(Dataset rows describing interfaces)

=== Section Start ===

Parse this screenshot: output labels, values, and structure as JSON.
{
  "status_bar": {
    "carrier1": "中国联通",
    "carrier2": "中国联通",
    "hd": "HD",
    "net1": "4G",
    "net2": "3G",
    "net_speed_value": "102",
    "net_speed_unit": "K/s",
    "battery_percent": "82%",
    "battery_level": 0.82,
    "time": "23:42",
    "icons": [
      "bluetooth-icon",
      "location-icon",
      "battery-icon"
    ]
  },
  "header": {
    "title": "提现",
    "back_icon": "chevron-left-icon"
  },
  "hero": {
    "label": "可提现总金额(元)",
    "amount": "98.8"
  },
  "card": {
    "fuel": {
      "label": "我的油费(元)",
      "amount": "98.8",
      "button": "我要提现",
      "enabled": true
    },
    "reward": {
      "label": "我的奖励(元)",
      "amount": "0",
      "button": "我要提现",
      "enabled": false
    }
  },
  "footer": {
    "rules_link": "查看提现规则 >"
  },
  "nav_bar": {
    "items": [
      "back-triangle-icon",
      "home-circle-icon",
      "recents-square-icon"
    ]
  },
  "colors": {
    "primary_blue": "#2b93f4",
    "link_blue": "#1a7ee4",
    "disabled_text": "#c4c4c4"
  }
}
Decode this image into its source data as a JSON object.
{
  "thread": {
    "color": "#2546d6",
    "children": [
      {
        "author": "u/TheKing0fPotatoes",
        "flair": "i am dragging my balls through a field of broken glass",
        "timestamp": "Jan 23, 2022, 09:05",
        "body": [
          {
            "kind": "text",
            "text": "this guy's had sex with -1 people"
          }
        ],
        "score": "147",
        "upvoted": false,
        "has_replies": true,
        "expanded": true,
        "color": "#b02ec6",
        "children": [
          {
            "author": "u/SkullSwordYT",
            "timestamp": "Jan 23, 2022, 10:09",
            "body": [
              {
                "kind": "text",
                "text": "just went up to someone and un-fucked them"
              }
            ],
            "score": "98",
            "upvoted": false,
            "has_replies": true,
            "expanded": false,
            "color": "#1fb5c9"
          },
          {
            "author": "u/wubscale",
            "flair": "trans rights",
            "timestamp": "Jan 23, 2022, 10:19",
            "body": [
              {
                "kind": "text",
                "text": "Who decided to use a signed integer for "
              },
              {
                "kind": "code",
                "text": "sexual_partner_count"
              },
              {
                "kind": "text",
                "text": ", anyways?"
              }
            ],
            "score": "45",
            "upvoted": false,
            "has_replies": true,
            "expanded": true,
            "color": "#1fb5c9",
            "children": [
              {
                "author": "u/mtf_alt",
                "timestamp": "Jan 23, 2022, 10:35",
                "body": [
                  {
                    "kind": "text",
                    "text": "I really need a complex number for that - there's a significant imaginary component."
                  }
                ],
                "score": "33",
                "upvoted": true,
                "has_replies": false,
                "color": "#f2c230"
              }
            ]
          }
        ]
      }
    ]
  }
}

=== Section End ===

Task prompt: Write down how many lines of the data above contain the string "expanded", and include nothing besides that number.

Task result: 3